This statement reveals the alarming fact that over half
of the force is over forty years of age. Between that mark
and fifty years there are 220, or 41 %; over fifty years there
are 95, or 16 % of the whole ; between thirty and forty there
are 181, or 36%; only 3%, or 18, are below thirty years of
age. The pension law provides that when an oflScer has
reached the age of fifty years and has served fifteen years
he shall be eligible for retirement. There are now, as
previously stated, 95 members who have attained the first
stage of eligibility and 80 who have attained both. From
this flows the natural query: What will be the condition
of the force five or ten years hence ? Replying, it is stated
that in five years fifty additional members will have passed
into the first stage of eligibility by reaching the prescribed
limit of fifty years, making a total of 145. Of this number
27 will have reached the second stage of eligibility, making
a total of 107 in that department.

At the close of the past year — 1901 — the average age of
the members of the force was forty-two years three months
and four days, and the average length of service eleven years
four months and fourteen days. Owing to the appointment
of a number of young patrolmen, the average is higher in
point of age but eight months and three weeks over the
corresponding year of 1900. At this rate the entire force
would reach the average age of fifty years in 191 2.

Without desiring to appear as an alarmist, it may be said
that the condition at the end of the ten-year period will
practically demand a fresh recrpiting of the department, it
being conceded that the present membership will remain
practically unchanged. The point to all of this is, How

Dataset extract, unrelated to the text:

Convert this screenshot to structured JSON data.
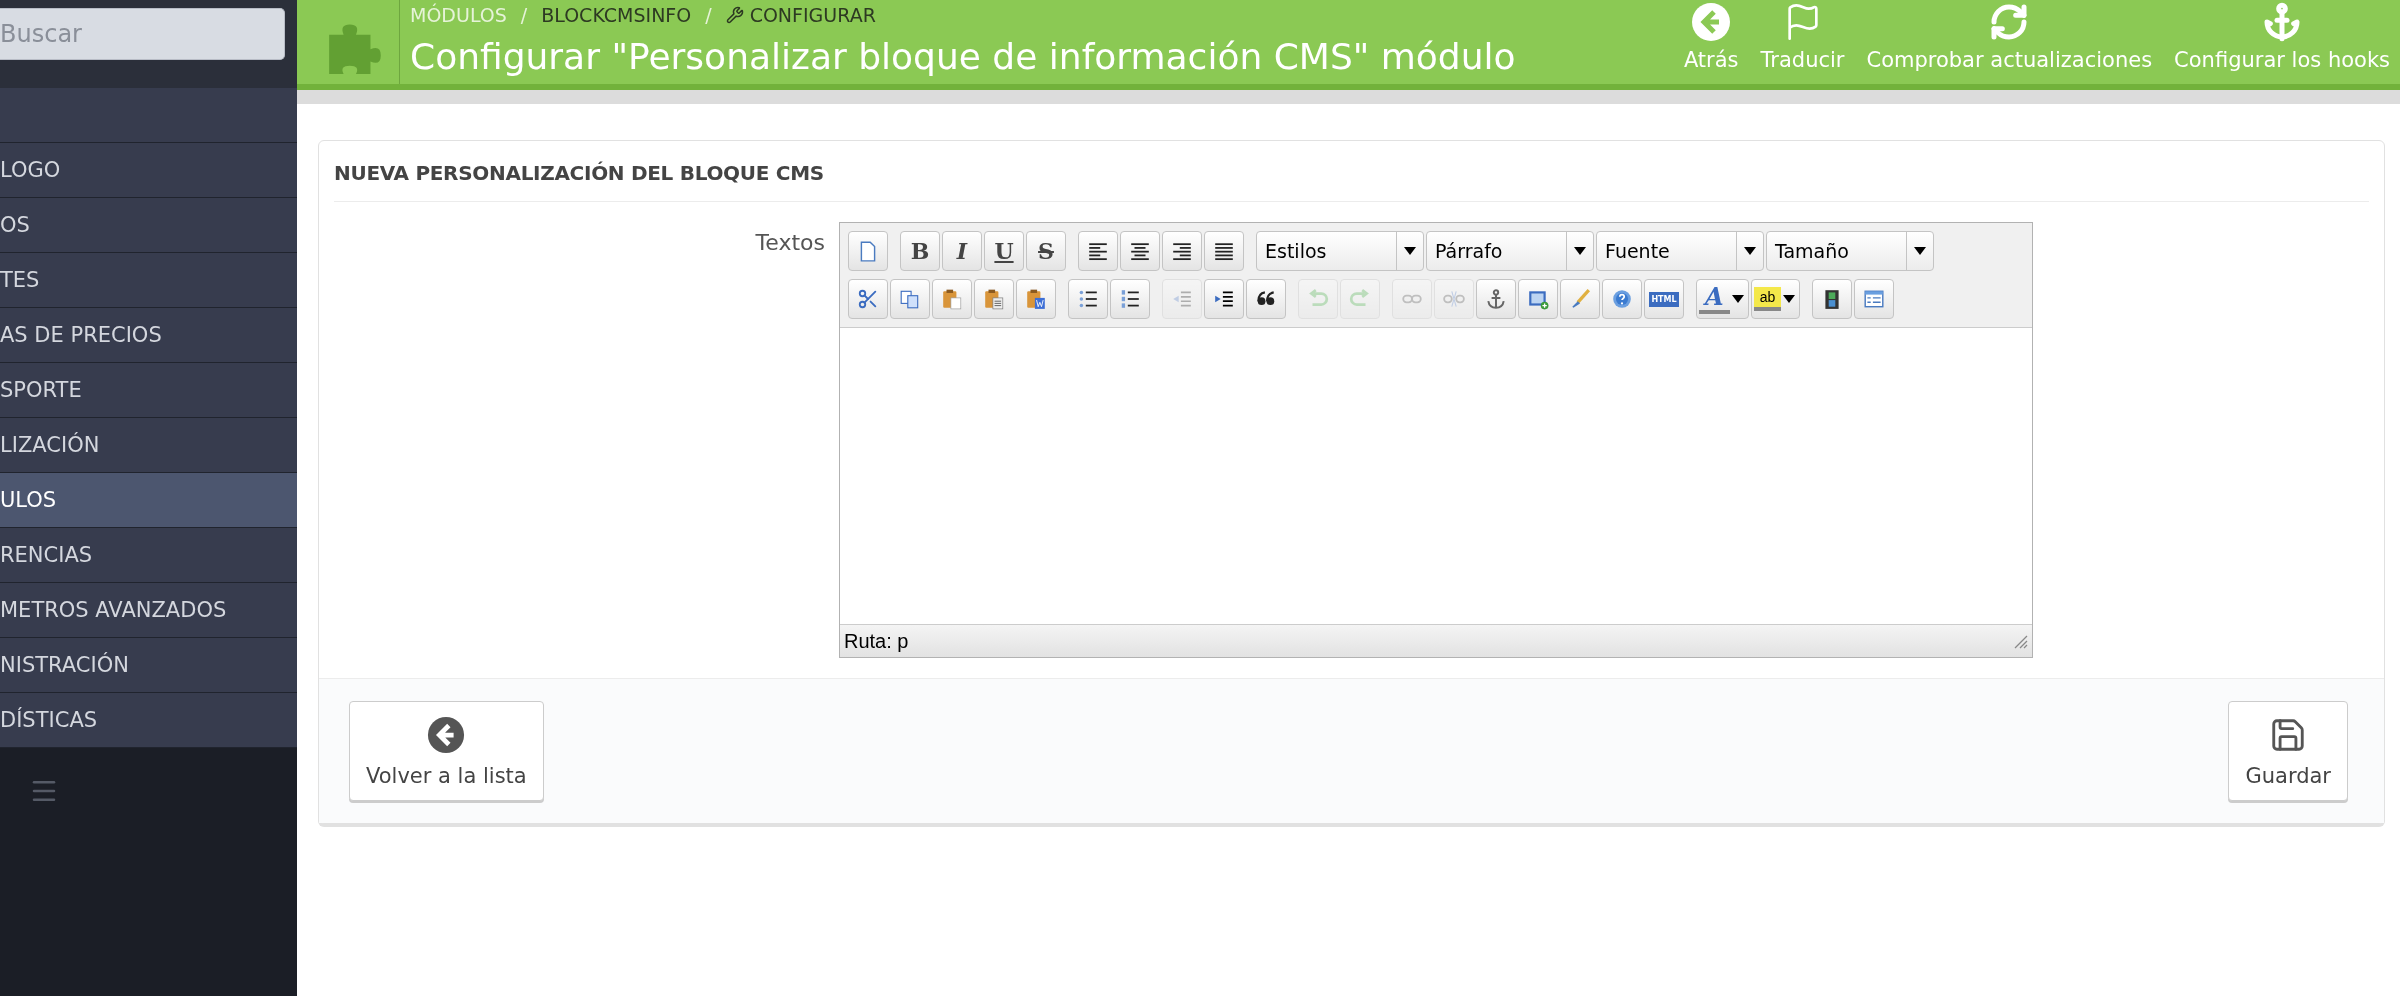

are the members who are to be retired in that time to be
supported ? Later on it will be shown that there has been